Posted 14 March 2012 - 04:50 AM
If they chose to publish, and their research was credible and defensible, why would this be suicide?
Edited by Gervin, 14 March 2012 - 04:50 AM.
Posted 14 March 2012 - 05:02 AM
Edited by calmoriah, 14 March 2012 - 05:03 AM.
Posted 14 March 2012 - 07:18 AM
The major problem with BOM evidence in mesoamerica is.... identification of artifacts. You discover a jade necklace -- how can you identify whether it is Nephite, Lamanite, or something else. For the most part, the ancient names of cities or geographic features are unknown, with one interesting exception, Lamanai which has a BOM connection.
So, anyway you are being very silly. How can LDS and nonLDS archeologists give any opinions. Exactly what do you expect them to publish?
If you are able to give us some ideas on identification, you would do us a great favor. Otherwise you are just blowing hot air.
Edited by cdowis, 14 March 2012 - 07:26 AM.
Posted 14 March 2012 - 07:37 AM
Posted 14 March 2012 - 08:17 AM
Posted 14 March 2012 - 08:25 AM
Edited by Gervin, 14 March 2012 - 08:29 AM.
Posted 14 March 2012 - 08:52 AM
We agree that we do not know. You just used a longer sentence to say the same thing.
If someone was interested in idetifying it with something called "Nephite" or "Lamanite" then I imagine they would have to first show that such a culture actually existed, and existed in Mesoamerica.
How exactly do you propose to demonstrate that such a culture with the name Nephite, Lamanite, Jaredite existed? We know of many cultures in this area, and perhaps one of them is a BOM culture. Again, it is a matter of identification.

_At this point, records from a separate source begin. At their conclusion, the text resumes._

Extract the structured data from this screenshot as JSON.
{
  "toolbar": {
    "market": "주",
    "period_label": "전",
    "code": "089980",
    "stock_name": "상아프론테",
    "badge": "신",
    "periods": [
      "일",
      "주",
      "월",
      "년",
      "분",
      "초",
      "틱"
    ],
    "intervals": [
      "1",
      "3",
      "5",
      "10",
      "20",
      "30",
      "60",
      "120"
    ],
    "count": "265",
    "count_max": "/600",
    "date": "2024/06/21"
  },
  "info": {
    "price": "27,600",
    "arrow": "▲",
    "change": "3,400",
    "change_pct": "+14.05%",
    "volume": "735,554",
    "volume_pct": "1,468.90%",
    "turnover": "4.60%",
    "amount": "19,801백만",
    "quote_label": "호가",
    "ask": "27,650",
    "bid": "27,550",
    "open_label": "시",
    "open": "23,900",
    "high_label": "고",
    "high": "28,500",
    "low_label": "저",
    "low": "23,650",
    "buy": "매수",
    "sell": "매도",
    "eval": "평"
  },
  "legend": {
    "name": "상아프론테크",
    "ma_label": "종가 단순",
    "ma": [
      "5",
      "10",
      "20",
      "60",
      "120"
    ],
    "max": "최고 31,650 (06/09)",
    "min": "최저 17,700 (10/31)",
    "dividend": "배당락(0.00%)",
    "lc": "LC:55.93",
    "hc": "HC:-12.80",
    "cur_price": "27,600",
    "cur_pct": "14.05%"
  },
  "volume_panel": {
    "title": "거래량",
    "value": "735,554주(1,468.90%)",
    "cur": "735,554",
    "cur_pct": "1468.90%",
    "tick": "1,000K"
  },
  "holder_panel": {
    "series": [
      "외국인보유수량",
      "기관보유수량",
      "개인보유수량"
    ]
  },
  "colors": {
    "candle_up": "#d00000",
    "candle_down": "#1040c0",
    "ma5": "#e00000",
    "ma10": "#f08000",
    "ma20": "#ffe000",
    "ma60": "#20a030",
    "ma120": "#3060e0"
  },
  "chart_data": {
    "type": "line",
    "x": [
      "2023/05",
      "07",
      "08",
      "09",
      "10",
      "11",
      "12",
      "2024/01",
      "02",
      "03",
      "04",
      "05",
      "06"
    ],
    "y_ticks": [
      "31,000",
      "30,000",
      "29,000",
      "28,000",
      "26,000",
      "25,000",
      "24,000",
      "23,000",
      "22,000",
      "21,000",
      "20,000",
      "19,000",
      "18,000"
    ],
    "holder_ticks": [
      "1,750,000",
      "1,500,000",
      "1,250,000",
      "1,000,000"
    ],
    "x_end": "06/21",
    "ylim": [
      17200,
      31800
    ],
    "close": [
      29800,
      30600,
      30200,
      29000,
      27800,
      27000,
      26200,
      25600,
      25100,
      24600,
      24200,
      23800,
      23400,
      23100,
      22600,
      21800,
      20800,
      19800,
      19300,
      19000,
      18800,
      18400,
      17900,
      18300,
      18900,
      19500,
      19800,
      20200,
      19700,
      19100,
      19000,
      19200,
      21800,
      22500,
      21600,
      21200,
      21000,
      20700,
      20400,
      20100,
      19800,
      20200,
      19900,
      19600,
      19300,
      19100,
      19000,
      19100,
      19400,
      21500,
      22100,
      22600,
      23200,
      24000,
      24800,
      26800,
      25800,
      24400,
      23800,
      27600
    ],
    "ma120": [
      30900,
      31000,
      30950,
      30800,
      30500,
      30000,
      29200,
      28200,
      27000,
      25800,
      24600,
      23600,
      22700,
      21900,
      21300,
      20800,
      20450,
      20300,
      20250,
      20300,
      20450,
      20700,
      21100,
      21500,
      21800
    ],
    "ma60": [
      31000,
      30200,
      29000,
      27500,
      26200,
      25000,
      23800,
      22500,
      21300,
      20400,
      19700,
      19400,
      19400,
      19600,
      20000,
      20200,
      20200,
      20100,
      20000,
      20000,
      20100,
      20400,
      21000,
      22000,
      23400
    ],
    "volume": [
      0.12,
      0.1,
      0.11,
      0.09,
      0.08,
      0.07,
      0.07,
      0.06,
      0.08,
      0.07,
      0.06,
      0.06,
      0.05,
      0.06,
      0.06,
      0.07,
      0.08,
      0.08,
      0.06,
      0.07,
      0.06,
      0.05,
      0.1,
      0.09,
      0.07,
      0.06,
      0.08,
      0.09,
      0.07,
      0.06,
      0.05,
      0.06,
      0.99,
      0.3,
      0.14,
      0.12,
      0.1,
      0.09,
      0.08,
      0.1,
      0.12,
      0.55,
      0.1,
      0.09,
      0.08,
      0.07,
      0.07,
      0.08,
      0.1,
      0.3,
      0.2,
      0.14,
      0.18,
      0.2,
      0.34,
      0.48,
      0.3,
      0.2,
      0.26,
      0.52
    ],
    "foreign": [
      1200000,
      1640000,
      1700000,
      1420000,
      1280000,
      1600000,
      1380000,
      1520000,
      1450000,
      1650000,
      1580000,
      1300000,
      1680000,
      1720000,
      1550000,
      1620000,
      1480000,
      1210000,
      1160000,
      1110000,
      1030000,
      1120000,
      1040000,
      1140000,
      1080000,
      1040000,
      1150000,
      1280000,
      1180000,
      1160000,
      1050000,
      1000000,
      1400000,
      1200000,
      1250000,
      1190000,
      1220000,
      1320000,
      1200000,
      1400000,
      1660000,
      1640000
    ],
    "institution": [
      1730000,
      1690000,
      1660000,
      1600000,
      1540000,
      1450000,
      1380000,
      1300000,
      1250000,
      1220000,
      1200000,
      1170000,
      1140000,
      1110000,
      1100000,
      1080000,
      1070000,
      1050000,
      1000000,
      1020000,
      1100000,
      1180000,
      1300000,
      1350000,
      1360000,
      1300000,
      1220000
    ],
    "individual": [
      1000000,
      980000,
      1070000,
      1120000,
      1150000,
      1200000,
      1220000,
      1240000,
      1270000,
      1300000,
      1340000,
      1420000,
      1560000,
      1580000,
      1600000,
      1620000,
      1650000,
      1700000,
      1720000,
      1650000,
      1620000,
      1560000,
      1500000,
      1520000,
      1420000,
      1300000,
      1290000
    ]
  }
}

In any case, we are aware of them from the only extant record from that time and place. Again it is merely a matter of identifying their artifacts.
There is one hint at their cultural remains. As I documented elsewhere in circa 600 BCE a village changed its burial rites that had been practiced for 1500 year to a custom similar to the Jewish custom.

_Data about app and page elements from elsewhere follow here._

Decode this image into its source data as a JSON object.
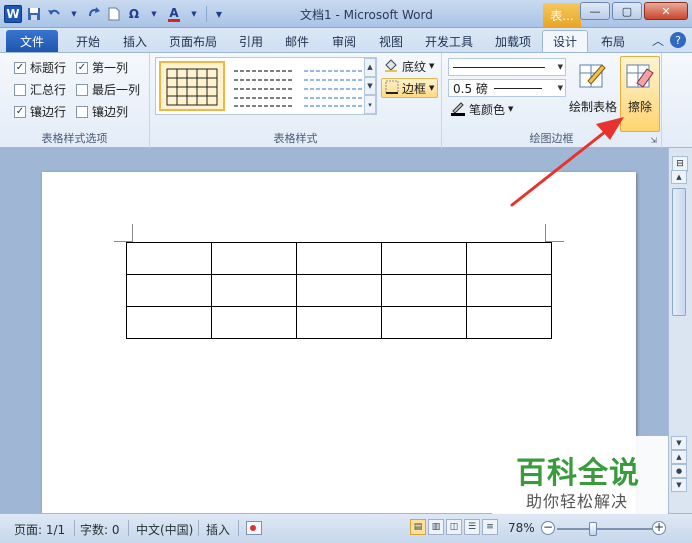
{
  "window": {
    "title": "文档1 - Microsoft Word",
    "context_tab": "表...",
    "app_icon": "W",
    "buttons": {
      "minimize": "—",
      "maximize": "▢",
      "close": "✕"
    }
  },
  "quick_access": {
    "icons": [
      "save-icon",
      "undo-icon",
      "redo-icon",
      "new-document-icon",
      "symbol-omega-icon",
      "font-color-icon",
      "customize-icon"
    ],
    "symbol_glyph": "Ω",
    "font_color_glyph": "A"
  },
  "tabs": {
    "file": "文件",
    "items": [
      "开始",
      "插入",
      "页面布局",
      "引用",
      "邮件",
      "审阅",
      "视图",
      "开发工具",
      "加载项",
      "设计",
      "布局"
    ],
    "active": "设计"
  },
  "ribbon": {
    "style_options": {
      "label": "表格样式选项",
      "items": [
        {
          "label": "标题行",
          "checked": true
        },
        {
          "label": "第一列",
          "checked": true
        },
        {
          "label": "汇总行",
          "checked": false
        },
        {
          "label": "最后一列",
          "checked": false
        },
        {
          "label": "镶边行",
          "checked": true
        },
        {
          "label": "镶边列",
          "checked": false
        }
      ]
    },
    "table_styles": {
      "label": "表格样式",
      "shading": "底纹",
      "borders": "边框"
    },
    "draw_borders": {
      "label": "绘图边框",
      "line_weight": "0.5 磅",
      "pen_color": "笔颜色",
      "draw_table": "绘制表格",
      "eraser": "擦除"
    }
  },
  "document": {
    "table": {
      "rows": 3,
      "cols": 5
    }
  },
  "statusbar": {
    "page": "页面: 1/1",
    "words": "字数: 0",
    "language": "中文(中国)",
    "mode": "插入",
    "zoom": "78%",
    "zoom_value": 78
  },
  "watermark": {
    "title": "百科全说",
    "subtitle": "助你轻松解决"
  },
  "annotation": {
    "color": "#e8322c"
  }
}
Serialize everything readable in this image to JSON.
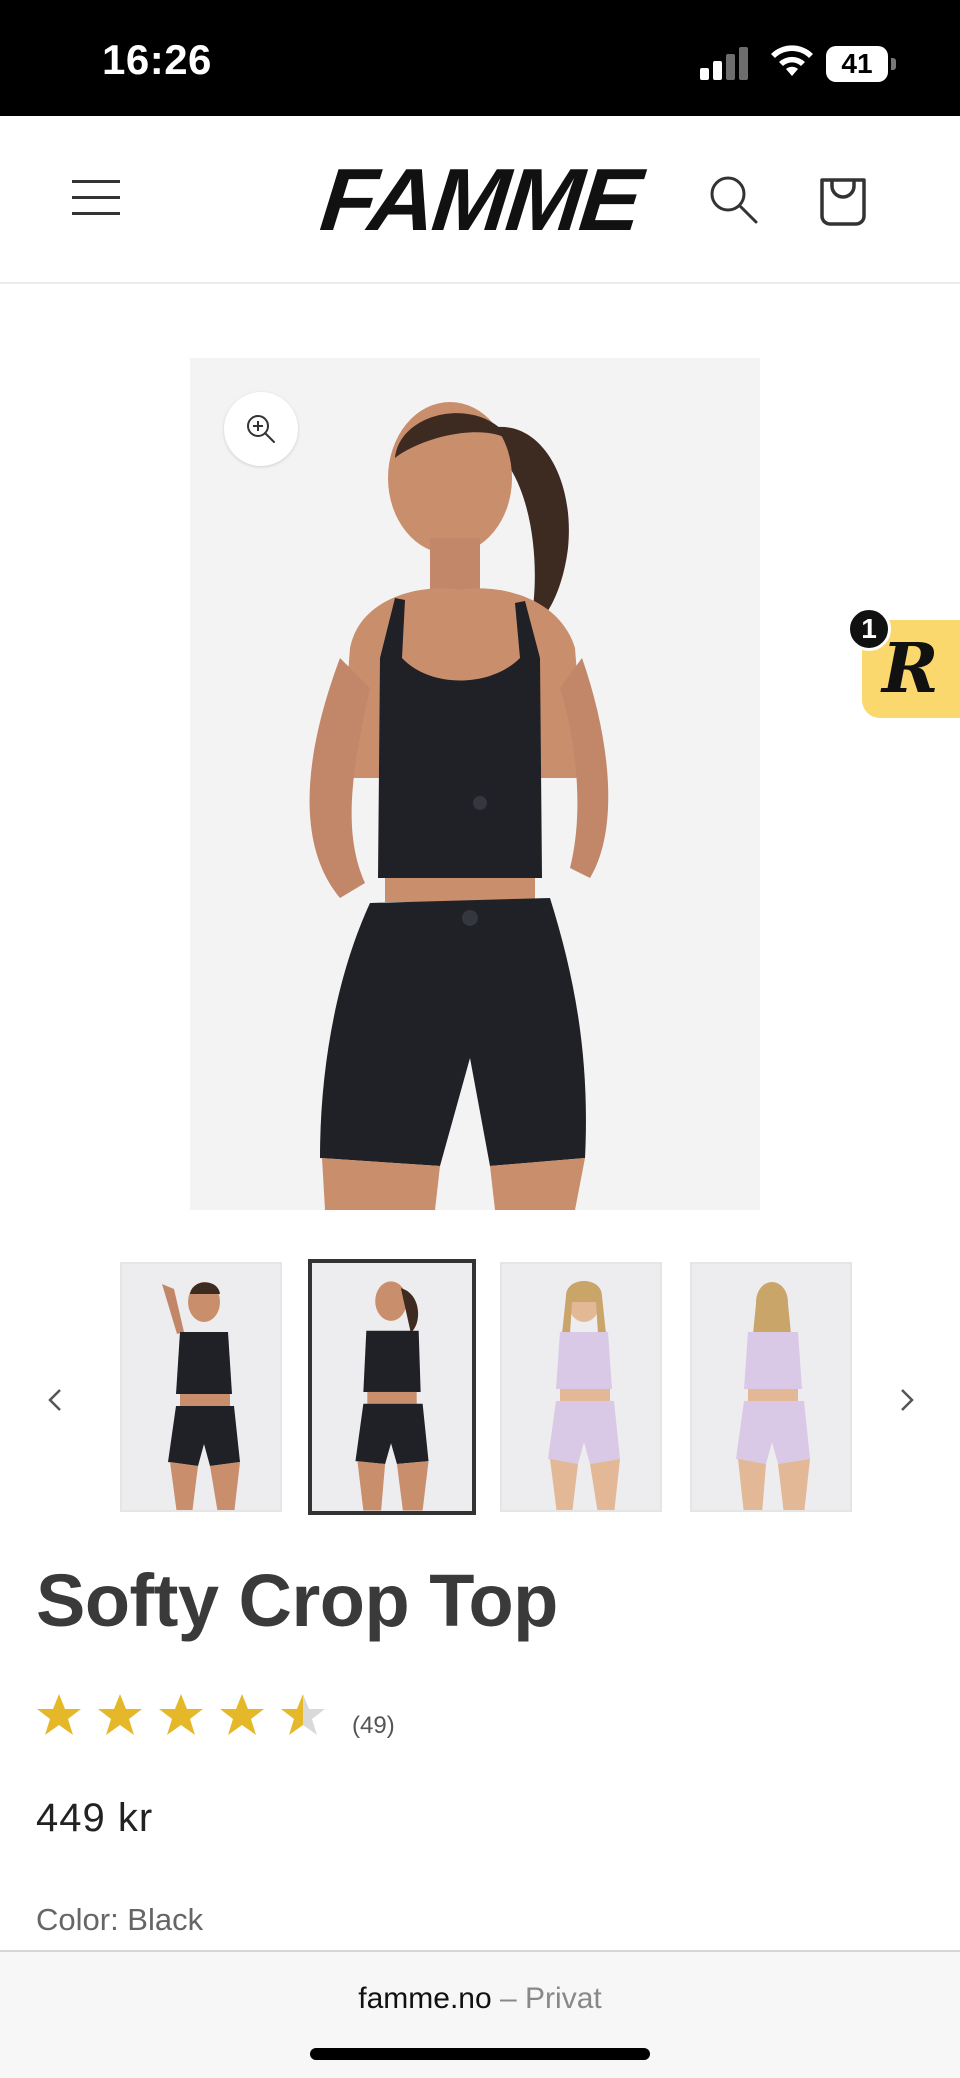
{
  "status_bar": {
    "time": "16:26",
    "battery": "41",
    "icons": [
      "signal-icon",
      "wifi-icon",
      "battery-icon"
    ]
  },
  "header": {
    "logo": "FAMME",
    "icons": [
      "menu-icon",
      "search-icon",
      "cart-icon"
    ]
  },
  "product": {
    "image_icon": "zoom-in-icon",
    "thumbnails": [
      {
        "name": "black-set-front",
        "color": "#1f2126"
      },
      {
        "name": "black-set-back",
        "color": "#1f2126",
        "selected": true
      },
      {
        "name": "lilac-set-front",
        "color": "#d9c8e6"
      },
      {
        "name": "lilac-set-back",
        "color": "#d9c8e6"
      }
    ],
    "title": "Softy Crop Top",
    "rating": 4.5,
    "review_count": "(49)",
    "price": "449 kr",
    "color_label": "Color: Black"
  },
  "reward_badge": {
    "letter": "R",
    "count": "1",
    "color": "#fbd86e"
  },
  "browser": {
    "domain": "famme.no",
    "separator": "–",
    "mode": "Privat"
  },
  "colors": {
    "star": "#e4b829",
    "star_empty": "#d9d9d9",
    "garment_black": "#1f2126",
    "garment_lilac": "#d9c8e6"
  }
}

There seem to be a variety of opinions about whether the BOM setting is Mesoamerica (even this thread bears it out). Sarabia and Goldsmith are the two names consistently trotted out as Mesoamerican archaeologists who believe the Book of Mormon is true - I was simply wondering if they had opined on this topic given their professions and belief. Why is this silly?
OK, they have a testimony of the BOM, but, to my knowledge, they have not resolved the issue of identification. They would likely say that their knowledge of the history of the area is not inconsistent with the BOM, but not sufficient to prove it.
"Why is this silly?"
Again, you are making a phoney demand. I showed the insurmountable barrier to this problem, requested a suggestion from you on how to resolve it, and you continue to blow hot air with no substance.
Edited by cdowis, 14 March 2012 - 08:59 AM.
Posted 14 March 2012 - 09:08 AM
From a different post:
0 user(s) are reading this topic
0 members, 0 guests, 0 anonymous users